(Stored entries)

######

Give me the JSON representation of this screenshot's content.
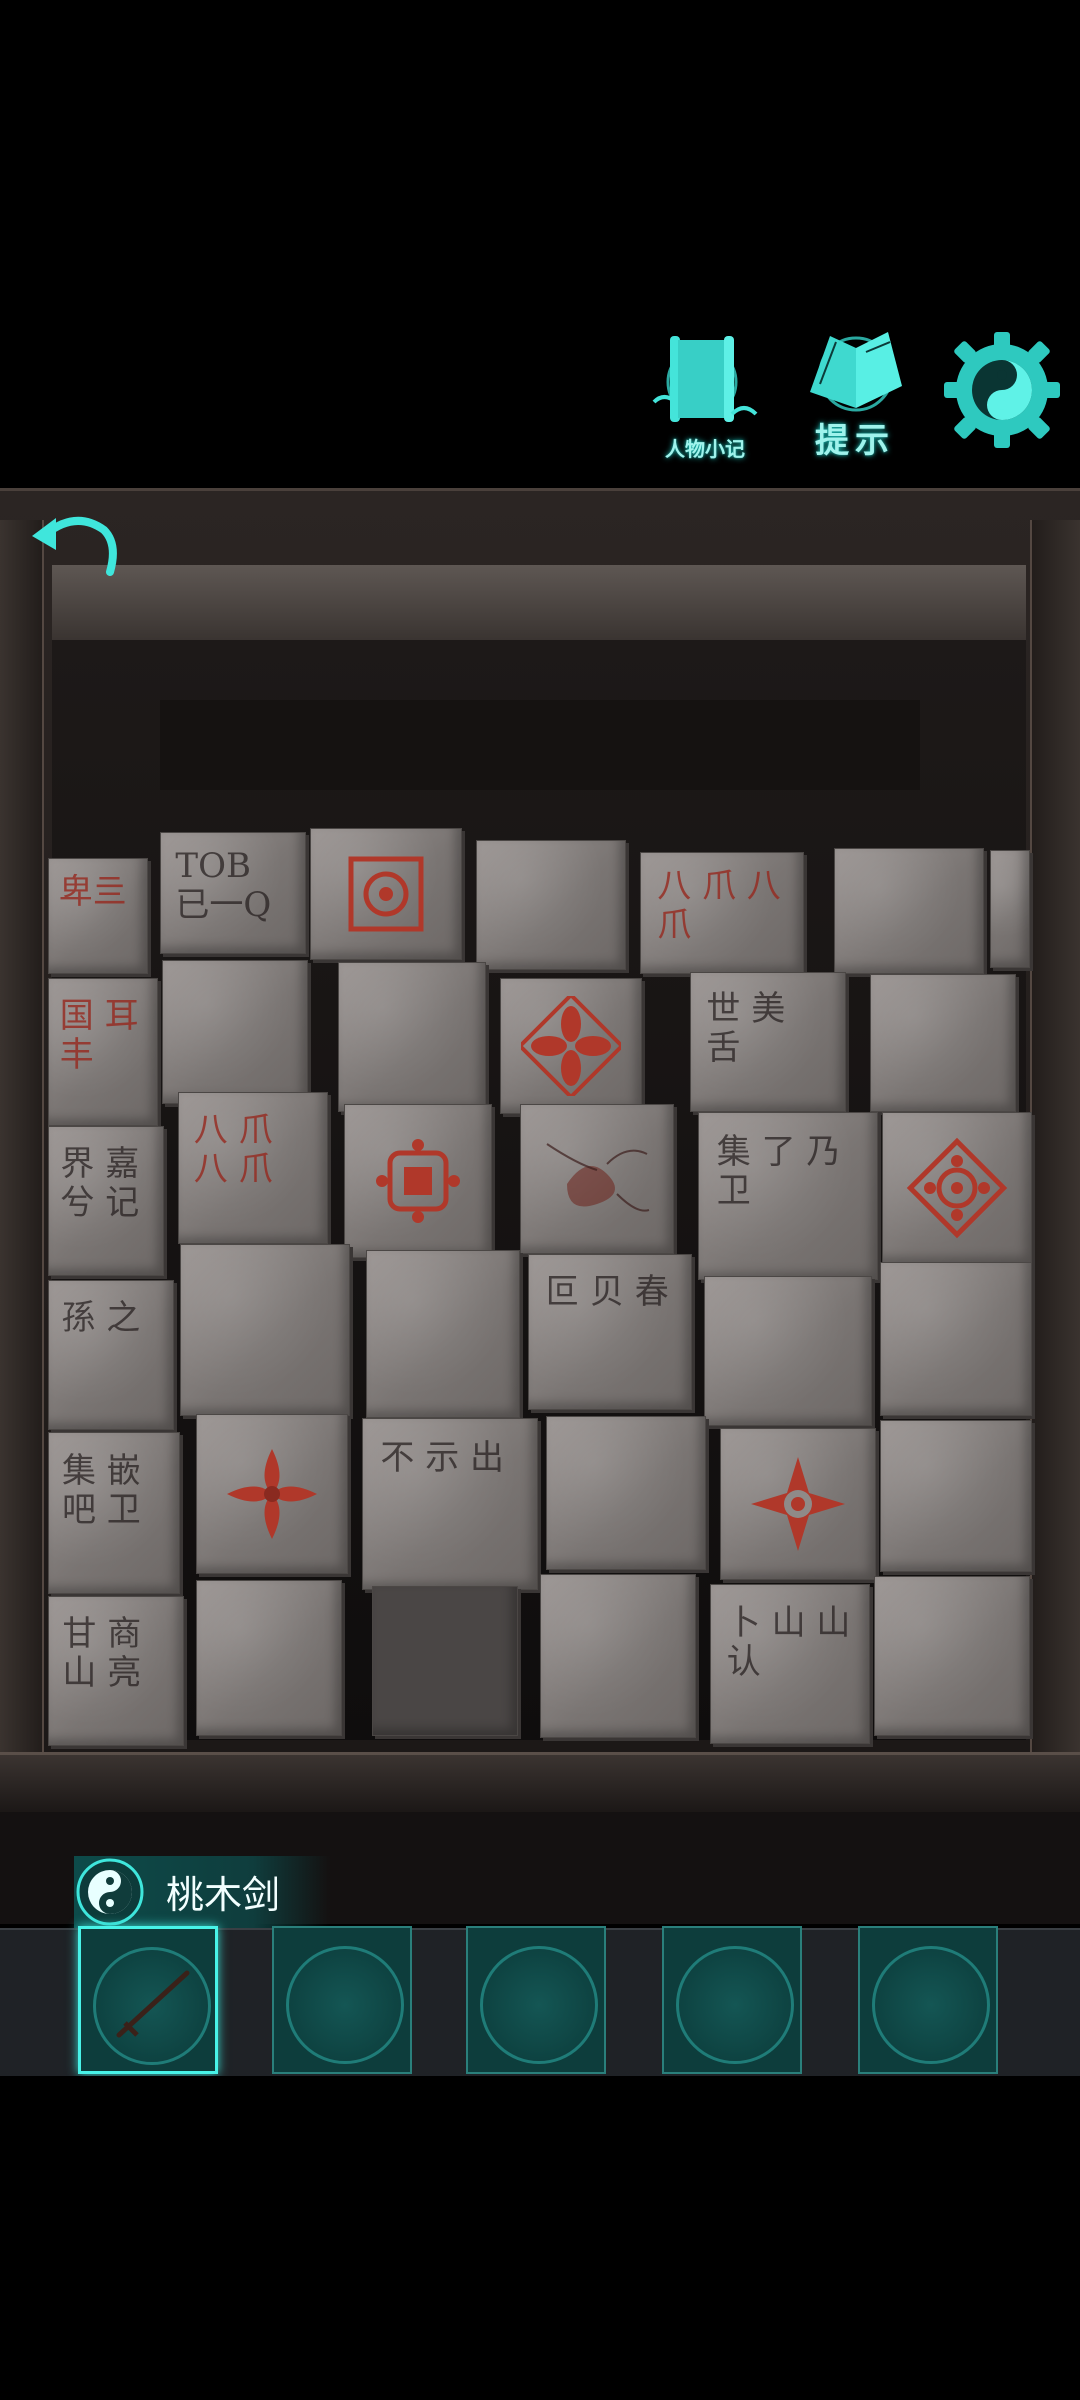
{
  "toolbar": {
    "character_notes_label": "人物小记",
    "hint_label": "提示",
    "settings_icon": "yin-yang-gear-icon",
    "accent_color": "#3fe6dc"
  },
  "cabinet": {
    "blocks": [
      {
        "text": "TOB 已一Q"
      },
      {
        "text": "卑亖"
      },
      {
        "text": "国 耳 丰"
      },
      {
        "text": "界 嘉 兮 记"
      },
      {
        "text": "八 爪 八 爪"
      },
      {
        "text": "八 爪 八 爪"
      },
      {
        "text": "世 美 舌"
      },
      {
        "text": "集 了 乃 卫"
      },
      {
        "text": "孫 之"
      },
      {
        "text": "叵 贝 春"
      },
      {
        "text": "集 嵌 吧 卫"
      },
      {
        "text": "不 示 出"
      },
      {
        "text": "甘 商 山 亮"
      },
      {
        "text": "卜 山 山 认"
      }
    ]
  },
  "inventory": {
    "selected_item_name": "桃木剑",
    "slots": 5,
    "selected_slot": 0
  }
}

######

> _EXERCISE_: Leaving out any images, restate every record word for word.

> _ANSWER TO THE EXERCISE_:
Give me the JSON representation of this screenshot's content.
{
  "toolbar": {
    "character_notes_label": "人物小记",
    "hint_label": "提示",
    "settings_icon": "yin-yang-gear-icon",
    "accent_color": "#3fe6dc"
  },
  "cabinet": {
    "blocks": [
      {
        "text": "TOB 已一Q"
      },
      {
        "text": "卑亖"
      },
      {
        "text": "国 耳 丰"
      },
      {
        "text": "界 嘉 兮 记"
      },
      {
        "text": "八 爪 八 爪"
      },
      {
        "text": "八 爪 八 爪"
      },
      {
        "text": "世 美 舌"
      },
      {
        "text": "集 了 乃 卫"
      },
      {
        "text": "孫 之"
      },
      {
        "text": "叵 贝 春"
      },
      {
        "text": "集 嵌 吧 卫"
      },
      {
        "text": "不 示 出"
      },
      {
        "text": "甘 商 山 亮"
      },
      {
        "text": "卜 山 山 认"
      }
    ]
  },
  "inventory": {
    "selected_item_name": "桃木剑",
    "slots": 5,
    "selected_slot": 0
  }
}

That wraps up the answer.